We’re quickly approaching one of my favorite times of the year. There is nothing better than when the US and Australian school years overlap. Kids get such a great experience to make friends all over the world. In late March and the month of October, we average over 10,000 lines of chat a day in the elementary school visibility!
The mathematics mission Crypto Coordinates: Plotting Adventure! was first released last fall, and updated slightly in early June. Both versions of Crypto teach coordinate plotting through the context of archeology and navigation of a magical island. During implementations of Crypto, researchers observed students expressing their own beliefs when playing the game.
Here at Quest Atlantis, progress runs two ways. On the one hand, we constantly look forward, designing and prototyping new ideas on a daily basis. Simultaneously, we’re also mindful of the work we’ve already done and the ways that it can be improved, often based on the feedback and experience of thousands of Questers who push our work in directions we never thought of. This emphasis on the user experience – and adapting to it – is applied to everything we do, from missions and Quests, right down to the physical layout and aesthetic of each world.
Genetics is often touted as a complicated subject for most students. This is in part due to the fact that students are expected to understand the broad range of concepts over the span of one year. Firm in the belief that elementary students (specifically fourth graders and above) are capable of learning genetic concepts, the QA team designed a genetics unit. In the Drakos Dilemma unit, students are required to breed drakos, a species of Atlantian dragonfly, in order to combat the plague (Alas, it seems the Ingolstadt plague has found its way to Healthy!). This unit brings together concepts such as phenotype, genotype, dominant and recessive genes, and Punnett Square in an engaging and I dare say, fun way.
Hello, fellow readers.
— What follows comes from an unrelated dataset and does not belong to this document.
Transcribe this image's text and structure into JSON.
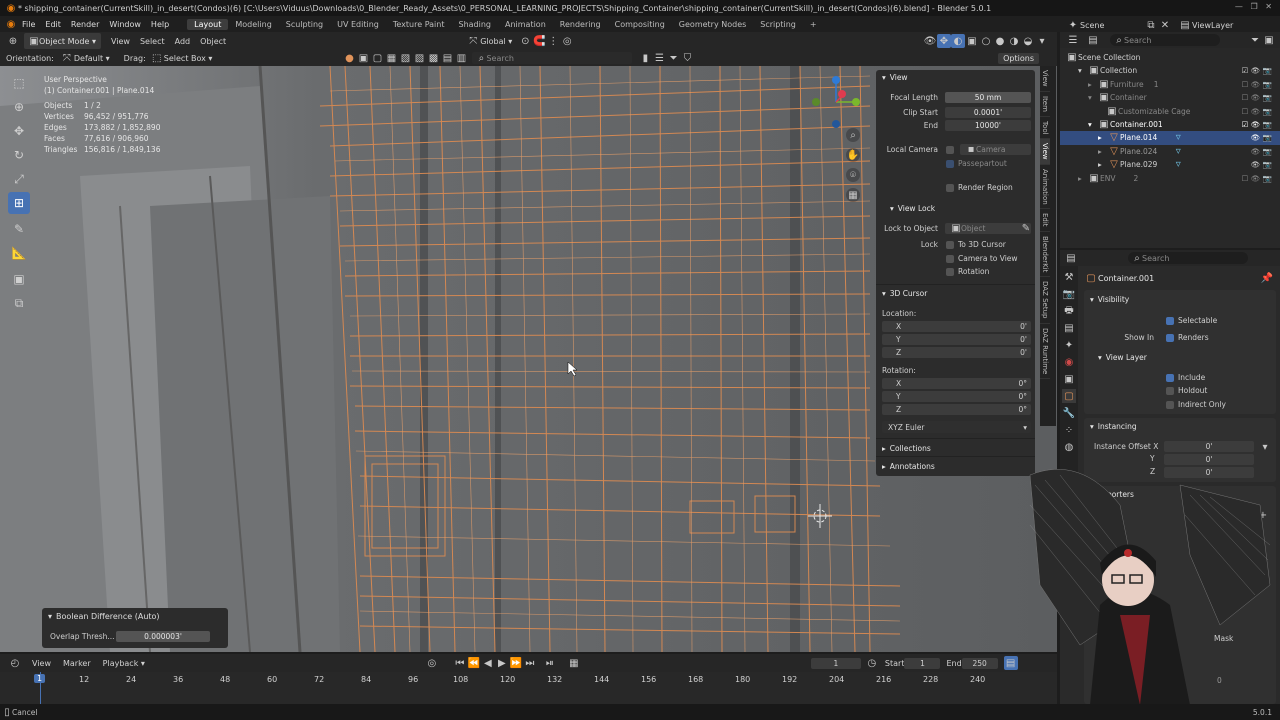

I’m Karthik, and I would like to share how it feels like to be Student Congress leader. I am very happy to represent my fellow Questers in the Student Congress. I get to talk about our experiences and suggest new ideas. Being a leader is a very responsible job. I try not to be bossy but at the same time, I try to get the job done. We attend weekly meetings where new projects are discussed. My parents, school teachers and QA Congress members encourage and support me a lot.
My first project was to ask my classmates if they wanted to stay in General Visibility in middle school or in Middle School visibility in Middle School. It was a very interesting experience finding out what my classmates thought. Read more…
When we talk about effective instruction and positioning the learner as an active agent of change who transforms the world in powerful ways, the issue of teacher training becomes central. How do we, as educators, prepare learners to participate in such an interactive way? And also, how do we equip our pre-service teachers to respond to this need and better understand their students’ needs?
Games can promote 21st century skills, such as multitasking, play, distributed cognition, networking, among others (see Jenkins white paper ). These “new media” literacy skills, social in nature, are based on traditional literacies such as writing. Today, self-sponsored writing and the universal authorship through digital network are put writing as an essential skill to be developed and as an essential activity by which a huge amount of learning and reflection occurs. This is exactly what Taiga and its intensive writing Quests are doing. So if much of the learning in QA happens when kids write Quests, how can we get them to submit better Quests and then use the feedback they provide?
In the Taiga Water Quality Unit, the narrative follows the activities of different stakeholders in the park (loggers, indigenous community, fishing company), looking at the ways in which their practices may put the future of the park and its wildlife at risk.
To start with, let me explain just who I am and what I do at Quest Atlantis. I (Scott Miller…aka Enkar in QA) am a retired Tier-2 Technical Manager at AT&T. “Tier-2” means I provided technical support to the top-craft technicians in the field.
Since 1998 I have been involved with the online 3D Virtual Reality universe at Active Worlds, concentrating on the 3D world building aspect of that community but also building fine relationships with many users all over the world as well. For the seven years prior to my hiring at QA in 2005, this was a wonderfully fun and stimulating hobby for me and I never once realistically thought I could ever have a paying job doing it. Read more…
How does one test the implications of his or her ethical stance? How does one realize the potentialities of one’s ethical stance on a community, national, and global level? Often times, ethical teaching and thinking are reduced to a specialized form of rhetoric where one is required to “consider” all sides and make a recommendation for action. The problem with this sort pedagogy is that students can maintain a safe distance from how their views impact the world–while likely overlooking the complexities of the ethical dilemma. Read more…
Every school day in Quest Atlantis, hundreds of students submit responses to Quests, and teachers all over the world review those responses. And every workday, I receive several notifications from teachers who want to highlight an extraordinary response submitted by one of their students. I always get a little thrill when I read those nominations, because I know that these are efforts that make teachers proud… and a proud teacher is a happy teacher! There is no feeling on Earth to compare with seeing that spark … evidence that a student “gets it.” Being a former schoolteacher myself, I know that feeling. When one of my students turned in an assignment that knocked my socks off, I wanted to go door to door or shout it from the rooftops!